Pinned Memory Again

Dear all,

I’d like to clarify the pinned memory issue for me, once and for all.
The specification is vague as well as overly complicated, so I have
a number of issues that I’d like to get out of the way.

The background of the question is: I’d like to create CUDA pinned
memory semantics in OpenCL.

Pinned memory is host memory allocated in a special way, with
certain properties, that might result in faster than usual transfer
times between host and device and vice versa.

In CUDA the API is really simple. We can do (pseudo-code):

ph = pinned_alloc_host(200);
d = alloc_device(200);
copy(d, ph, 200);

In OpenCL this does not exist (unfortunately). However, there is
something that might give similar behavior in terms of performance.
From here on, everything becomes unclear and I’d like you to
correct me or reaffirm my conclusions:

[li]in OpenCL we can allocate a buffer on a device that has a
[/li]corresponding block of memory on the host (these are the
[li]CL_MEM_ALLOC_HOST_PTR will allocate this corresponding
[/li]block of memory on the host
[li]CL_MEM_USE_HOST_PTR will use an existing block of
[/li]memory on the host
[li]we get access to this block of memory on the host by
[/li]calling clEnqueueMapBuffer()
[li]under certain circumstances, this block of memory will
[/li]behave similar to the CUDA pinned memory in terms of
[li]to achieve this kind of performance, the call
[/li]clEnqueueUnmapMemObject() must be used which takes as
an argument the pointer from clEnqueueMapBuffer(), which
represents the block of memory on the host and the original
cl_mem object that represents the buffer on the device,
created in the original clCreateBuffer() call

Is this correct, so far? Here are a few more questions:

[li]can unrelated host and device memory blocks be transferred,
[/li]that were not created from the matching clCreateBuffer() and
clEnqueueMapBuffer() calls?
[li]how does clEnqueueReadBuffer() come into play here? can the
[/li]pointer obtained from clEnqueueMapBuffer() be used in
clEnqueueReadBuffer() or clEnqueueWriteBuffer?

Thanks for reading

You can use any host memory with clEnqueueRead/WriteBuffer. On NVIDIA hardware, the operations will go faster if the source or destination memory was allocated as pinned memory (using clCreateBuffer with CL_MEM_ALLOC_HOST_PTR). Also, they say that is the only way the operation can participate in overlapped copy and compute (which also requires multiple command queues). Check the NVIDIA overlap copy/compute example which shows how to allocate pinned memory. Also, the NVIDIA OpenCL programming guide discusses how to do it.

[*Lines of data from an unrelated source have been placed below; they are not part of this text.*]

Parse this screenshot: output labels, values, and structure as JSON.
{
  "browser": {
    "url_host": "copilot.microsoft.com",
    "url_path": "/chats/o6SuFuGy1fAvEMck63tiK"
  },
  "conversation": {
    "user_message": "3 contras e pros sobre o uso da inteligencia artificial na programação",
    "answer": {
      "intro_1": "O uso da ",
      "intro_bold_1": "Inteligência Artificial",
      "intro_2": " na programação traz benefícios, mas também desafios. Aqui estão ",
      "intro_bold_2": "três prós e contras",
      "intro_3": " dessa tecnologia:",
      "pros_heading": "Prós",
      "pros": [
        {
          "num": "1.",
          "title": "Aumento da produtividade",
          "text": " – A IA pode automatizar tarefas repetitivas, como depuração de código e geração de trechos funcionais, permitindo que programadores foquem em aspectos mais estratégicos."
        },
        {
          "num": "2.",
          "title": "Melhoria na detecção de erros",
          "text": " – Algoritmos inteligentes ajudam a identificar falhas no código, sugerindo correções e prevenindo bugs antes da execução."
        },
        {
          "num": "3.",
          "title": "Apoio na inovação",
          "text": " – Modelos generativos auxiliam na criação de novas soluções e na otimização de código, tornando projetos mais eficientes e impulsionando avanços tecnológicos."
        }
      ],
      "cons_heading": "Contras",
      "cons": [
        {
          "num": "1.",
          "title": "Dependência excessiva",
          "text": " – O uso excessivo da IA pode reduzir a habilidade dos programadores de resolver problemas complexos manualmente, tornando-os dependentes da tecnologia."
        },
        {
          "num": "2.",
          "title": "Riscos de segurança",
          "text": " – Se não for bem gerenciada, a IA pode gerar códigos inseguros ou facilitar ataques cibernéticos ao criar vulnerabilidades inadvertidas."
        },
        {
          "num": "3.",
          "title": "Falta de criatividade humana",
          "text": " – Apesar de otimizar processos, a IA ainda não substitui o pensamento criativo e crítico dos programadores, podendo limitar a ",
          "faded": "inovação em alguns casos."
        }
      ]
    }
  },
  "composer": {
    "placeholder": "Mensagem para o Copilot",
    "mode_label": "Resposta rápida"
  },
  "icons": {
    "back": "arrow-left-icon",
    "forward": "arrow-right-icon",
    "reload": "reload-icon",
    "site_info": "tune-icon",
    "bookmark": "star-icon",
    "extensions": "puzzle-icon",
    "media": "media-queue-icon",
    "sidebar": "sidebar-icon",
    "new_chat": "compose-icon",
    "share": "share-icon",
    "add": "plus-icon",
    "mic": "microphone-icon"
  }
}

With AMD and Intel, there is no read/write buffer advantage using pinned memory as your source/destination that I know of. For AMD discrete GPUs, the fastest DMA is achieved using clEnqueueMapBuffer. For AMD APU and Intel HD Graphics, you can get zero-copy (instant) mapping of device buffers if you use clEnqueueMapBuffer (and use the right allocation flags; check the respective vendor programming guides).

Finally, both NVIDIA and AMD discrete GPUs have ways of accessing host memory from a kernel, which effectively combines the copy with the compute (the kernel runs slower but there is no copy operation).

Dithermaster, thanks a lot for answering! Your advice was great.
From the oclCopyComputeOverlap sample I get the following:

devBuf = clCreateBuffer();
hostBufPinned = clCreateBuffer(CL_MEM_READ_WRITE |
ptrHostBuf = clEnqueueMapBuffer(hostBufPinned);
// use ptrHostBuf like regular pointer
clEnqueueWriteBuffer(devBuf, ptrHostBuf);

It is nice that this works but I wonder if this was intended by the
OpenCL spec. clEnqueueUnmapMemObject is pointless in this

The entire mapping business makes a lot more sense with APU and
Intel HD Graphics (due to zero-copy). For discrete cards, I am still
unclear when memory is allocated where and when memory is
transferred. And I suspect it differs between implementers.

Do you know of similar code examples from Intel and AMD? Code
seems to be the only thing we can rely on since the specification
is so vague. I think this is a big disadvantage. The specification
should be clear enough to not allow major differences in functionality
across implementers.


The pinned memory read/write thing is unique to NVIDIA. Check on the Intel and AMD sites for their best practices / programming guidelines. A good order of operations is to understand OpenCL based on the spec and books, get something working, and then look to the vendor guidelines for optimization techniques.